------ RECORDS SHOWN

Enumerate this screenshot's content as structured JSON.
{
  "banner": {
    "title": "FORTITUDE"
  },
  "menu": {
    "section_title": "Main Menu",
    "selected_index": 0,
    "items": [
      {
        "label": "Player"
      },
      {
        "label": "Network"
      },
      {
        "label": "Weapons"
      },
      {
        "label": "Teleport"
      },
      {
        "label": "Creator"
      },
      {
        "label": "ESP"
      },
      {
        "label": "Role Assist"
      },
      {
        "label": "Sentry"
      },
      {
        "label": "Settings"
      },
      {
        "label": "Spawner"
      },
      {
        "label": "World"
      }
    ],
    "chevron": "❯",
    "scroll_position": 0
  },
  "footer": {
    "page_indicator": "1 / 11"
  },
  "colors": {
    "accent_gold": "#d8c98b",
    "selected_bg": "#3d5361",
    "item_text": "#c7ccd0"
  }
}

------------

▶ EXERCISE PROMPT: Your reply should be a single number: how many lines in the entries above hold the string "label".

▶ COMPLETED EXERCISE: 11